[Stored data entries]
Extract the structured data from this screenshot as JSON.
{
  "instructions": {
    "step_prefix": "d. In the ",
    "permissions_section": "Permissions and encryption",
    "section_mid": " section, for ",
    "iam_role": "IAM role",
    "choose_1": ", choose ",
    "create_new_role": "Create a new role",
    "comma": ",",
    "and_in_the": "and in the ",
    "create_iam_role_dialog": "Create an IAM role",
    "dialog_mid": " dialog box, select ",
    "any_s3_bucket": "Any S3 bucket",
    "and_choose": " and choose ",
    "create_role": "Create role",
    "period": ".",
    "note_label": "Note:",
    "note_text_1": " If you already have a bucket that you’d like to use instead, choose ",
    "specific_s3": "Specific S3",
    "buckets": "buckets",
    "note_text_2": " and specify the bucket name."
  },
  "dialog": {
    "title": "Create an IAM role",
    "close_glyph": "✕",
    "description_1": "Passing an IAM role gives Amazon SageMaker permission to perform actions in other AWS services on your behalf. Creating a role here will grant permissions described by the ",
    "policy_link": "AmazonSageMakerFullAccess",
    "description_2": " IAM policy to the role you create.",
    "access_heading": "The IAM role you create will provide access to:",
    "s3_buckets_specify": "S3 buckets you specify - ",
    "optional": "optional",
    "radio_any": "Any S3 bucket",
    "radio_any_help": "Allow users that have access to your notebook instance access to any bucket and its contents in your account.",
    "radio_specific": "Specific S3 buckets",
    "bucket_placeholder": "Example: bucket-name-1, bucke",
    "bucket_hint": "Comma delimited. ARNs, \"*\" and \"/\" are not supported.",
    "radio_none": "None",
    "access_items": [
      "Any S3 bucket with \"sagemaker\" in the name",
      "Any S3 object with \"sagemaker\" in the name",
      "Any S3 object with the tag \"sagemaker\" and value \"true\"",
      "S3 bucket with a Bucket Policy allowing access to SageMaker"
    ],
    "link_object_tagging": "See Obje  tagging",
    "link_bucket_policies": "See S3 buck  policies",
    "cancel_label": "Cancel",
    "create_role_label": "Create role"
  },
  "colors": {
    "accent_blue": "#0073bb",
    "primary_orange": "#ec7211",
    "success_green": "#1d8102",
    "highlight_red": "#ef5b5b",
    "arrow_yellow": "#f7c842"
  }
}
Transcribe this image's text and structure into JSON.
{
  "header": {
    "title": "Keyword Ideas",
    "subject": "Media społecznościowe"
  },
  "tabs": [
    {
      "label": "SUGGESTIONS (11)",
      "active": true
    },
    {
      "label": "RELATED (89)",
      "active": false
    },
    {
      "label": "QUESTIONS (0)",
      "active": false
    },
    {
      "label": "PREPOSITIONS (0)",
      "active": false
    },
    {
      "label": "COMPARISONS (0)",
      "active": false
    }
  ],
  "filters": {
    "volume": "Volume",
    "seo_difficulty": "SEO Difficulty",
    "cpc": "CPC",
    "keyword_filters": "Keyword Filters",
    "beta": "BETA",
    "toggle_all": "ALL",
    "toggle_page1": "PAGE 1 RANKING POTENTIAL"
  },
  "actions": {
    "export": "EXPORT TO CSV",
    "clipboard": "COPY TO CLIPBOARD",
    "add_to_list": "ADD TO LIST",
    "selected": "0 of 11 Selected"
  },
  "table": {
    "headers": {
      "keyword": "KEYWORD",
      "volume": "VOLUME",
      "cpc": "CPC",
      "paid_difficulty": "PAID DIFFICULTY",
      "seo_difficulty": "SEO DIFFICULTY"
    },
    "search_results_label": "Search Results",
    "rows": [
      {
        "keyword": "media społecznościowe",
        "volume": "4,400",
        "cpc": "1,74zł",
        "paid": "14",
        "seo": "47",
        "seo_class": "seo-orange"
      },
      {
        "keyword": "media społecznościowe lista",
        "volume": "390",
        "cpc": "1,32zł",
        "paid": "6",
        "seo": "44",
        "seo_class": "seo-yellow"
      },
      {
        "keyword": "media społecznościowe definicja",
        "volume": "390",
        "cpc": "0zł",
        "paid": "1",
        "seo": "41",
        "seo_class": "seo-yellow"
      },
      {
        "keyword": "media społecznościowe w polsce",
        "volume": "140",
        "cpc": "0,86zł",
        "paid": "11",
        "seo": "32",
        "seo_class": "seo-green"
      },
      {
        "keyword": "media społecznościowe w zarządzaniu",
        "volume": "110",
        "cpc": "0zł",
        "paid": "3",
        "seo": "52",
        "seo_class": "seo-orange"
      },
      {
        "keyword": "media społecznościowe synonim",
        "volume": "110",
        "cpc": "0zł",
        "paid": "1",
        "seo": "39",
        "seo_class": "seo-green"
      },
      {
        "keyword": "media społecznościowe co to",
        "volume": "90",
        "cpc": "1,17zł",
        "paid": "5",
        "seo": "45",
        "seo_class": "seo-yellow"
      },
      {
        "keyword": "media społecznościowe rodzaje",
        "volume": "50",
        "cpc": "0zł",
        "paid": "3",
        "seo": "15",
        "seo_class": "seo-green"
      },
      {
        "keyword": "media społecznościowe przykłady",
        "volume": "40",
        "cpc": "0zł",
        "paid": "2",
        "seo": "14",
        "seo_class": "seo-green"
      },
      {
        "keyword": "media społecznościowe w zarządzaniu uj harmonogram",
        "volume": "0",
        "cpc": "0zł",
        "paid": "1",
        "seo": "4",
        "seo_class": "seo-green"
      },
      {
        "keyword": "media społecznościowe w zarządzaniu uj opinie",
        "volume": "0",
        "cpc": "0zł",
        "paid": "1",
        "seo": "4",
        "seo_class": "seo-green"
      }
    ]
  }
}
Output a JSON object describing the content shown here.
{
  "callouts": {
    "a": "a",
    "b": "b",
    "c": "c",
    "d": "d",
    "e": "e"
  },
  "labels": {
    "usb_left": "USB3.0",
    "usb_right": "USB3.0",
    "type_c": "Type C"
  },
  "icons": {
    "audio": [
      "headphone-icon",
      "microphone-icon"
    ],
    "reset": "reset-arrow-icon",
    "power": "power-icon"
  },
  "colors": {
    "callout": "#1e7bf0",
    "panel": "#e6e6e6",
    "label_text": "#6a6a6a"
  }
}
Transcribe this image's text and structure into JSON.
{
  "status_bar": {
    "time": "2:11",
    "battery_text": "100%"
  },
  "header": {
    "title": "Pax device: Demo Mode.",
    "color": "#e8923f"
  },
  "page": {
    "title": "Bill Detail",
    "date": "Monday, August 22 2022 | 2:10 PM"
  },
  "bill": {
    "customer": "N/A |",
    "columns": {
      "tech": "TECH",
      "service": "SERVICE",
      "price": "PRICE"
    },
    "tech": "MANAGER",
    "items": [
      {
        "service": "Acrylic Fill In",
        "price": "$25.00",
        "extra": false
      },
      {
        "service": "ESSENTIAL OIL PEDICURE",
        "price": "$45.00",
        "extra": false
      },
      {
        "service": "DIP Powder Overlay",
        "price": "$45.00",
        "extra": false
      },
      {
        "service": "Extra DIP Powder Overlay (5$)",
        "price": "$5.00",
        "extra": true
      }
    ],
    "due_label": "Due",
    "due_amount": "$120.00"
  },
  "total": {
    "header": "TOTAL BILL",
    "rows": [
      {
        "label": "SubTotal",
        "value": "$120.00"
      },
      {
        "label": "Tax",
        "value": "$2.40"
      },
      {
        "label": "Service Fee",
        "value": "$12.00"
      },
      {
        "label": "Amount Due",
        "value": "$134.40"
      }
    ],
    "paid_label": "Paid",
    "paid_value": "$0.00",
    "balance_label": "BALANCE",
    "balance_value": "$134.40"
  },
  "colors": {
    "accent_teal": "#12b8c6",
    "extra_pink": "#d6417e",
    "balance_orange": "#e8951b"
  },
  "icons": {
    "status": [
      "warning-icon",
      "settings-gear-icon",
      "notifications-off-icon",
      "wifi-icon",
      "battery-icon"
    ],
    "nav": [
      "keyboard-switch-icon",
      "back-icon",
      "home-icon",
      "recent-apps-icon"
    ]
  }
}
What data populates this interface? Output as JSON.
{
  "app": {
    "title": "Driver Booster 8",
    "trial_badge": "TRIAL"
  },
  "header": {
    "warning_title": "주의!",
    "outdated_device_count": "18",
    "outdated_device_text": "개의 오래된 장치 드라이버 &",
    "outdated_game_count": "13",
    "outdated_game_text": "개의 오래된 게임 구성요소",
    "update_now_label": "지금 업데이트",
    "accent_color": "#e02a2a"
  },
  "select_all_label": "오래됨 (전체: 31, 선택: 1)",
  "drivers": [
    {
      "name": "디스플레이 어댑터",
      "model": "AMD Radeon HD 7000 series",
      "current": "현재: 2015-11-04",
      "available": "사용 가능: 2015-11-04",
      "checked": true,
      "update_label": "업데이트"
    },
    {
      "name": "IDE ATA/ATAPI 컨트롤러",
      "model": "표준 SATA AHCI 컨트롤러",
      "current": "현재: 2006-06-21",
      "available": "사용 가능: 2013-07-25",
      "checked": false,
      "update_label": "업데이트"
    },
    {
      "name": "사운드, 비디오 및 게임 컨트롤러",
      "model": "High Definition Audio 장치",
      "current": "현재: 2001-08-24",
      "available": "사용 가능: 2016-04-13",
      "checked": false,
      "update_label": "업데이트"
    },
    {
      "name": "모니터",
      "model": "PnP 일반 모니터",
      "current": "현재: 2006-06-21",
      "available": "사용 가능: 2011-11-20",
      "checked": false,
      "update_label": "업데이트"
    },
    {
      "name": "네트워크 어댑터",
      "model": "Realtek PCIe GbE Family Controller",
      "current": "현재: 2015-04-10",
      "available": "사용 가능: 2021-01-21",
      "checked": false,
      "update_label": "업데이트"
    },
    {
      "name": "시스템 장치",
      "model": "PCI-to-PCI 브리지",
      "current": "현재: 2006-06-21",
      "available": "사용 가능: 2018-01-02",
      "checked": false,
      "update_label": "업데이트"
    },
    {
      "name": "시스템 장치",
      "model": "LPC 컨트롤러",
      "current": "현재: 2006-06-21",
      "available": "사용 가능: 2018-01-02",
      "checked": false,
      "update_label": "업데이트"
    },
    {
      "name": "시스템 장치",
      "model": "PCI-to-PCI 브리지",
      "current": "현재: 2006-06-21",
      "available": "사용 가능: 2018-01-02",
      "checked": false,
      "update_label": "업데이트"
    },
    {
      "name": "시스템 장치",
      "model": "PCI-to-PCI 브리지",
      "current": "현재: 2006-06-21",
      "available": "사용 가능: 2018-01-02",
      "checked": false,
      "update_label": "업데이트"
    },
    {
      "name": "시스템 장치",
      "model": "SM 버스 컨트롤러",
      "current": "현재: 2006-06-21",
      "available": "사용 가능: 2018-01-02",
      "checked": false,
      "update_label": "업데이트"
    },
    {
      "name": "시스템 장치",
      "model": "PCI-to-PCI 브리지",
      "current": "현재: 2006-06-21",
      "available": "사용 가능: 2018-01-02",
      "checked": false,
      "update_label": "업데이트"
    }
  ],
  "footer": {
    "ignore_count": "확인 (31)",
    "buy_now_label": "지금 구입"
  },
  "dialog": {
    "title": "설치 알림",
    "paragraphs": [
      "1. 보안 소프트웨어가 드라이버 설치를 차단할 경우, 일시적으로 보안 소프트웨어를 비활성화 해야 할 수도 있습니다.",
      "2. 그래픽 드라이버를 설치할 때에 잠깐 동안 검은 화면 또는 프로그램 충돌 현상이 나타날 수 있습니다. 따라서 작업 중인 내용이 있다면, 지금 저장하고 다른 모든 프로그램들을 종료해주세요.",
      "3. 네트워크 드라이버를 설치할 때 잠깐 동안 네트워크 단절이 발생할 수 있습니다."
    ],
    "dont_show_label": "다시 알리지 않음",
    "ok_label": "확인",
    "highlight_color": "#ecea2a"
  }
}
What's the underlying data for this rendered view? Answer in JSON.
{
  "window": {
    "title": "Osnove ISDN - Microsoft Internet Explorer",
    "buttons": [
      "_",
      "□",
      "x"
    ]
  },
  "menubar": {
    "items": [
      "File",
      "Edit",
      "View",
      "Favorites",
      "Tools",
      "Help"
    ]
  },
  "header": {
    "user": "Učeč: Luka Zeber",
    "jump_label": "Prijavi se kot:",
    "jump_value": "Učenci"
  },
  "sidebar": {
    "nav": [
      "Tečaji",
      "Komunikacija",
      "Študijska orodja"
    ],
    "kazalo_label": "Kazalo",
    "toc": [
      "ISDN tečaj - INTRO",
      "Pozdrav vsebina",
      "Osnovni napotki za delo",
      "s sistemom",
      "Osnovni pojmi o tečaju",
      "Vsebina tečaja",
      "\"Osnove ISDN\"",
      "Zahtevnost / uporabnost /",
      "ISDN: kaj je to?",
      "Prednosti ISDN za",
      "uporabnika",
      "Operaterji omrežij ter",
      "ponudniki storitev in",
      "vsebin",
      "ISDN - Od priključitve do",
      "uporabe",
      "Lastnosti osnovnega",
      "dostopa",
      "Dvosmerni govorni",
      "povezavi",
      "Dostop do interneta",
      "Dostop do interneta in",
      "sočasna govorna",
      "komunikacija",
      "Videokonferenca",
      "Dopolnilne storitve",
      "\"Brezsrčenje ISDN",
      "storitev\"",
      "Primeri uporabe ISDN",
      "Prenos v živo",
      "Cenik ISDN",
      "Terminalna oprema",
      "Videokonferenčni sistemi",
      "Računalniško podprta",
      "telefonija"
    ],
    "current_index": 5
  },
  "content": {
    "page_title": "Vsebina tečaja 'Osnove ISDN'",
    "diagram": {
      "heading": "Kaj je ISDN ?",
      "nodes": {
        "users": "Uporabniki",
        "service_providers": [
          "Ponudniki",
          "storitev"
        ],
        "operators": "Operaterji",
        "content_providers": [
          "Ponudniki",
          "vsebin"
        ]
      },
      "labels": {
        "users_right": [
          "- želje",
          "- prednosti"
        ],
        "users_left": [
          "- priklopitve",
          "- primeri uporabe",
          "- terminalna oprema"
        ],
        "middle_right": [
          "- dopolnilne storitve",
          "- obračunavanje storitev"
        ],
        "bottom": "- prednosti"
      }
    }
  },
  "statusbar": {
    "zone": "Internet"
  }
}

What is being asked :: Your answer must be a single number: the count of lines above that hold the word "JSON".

Your response :: 6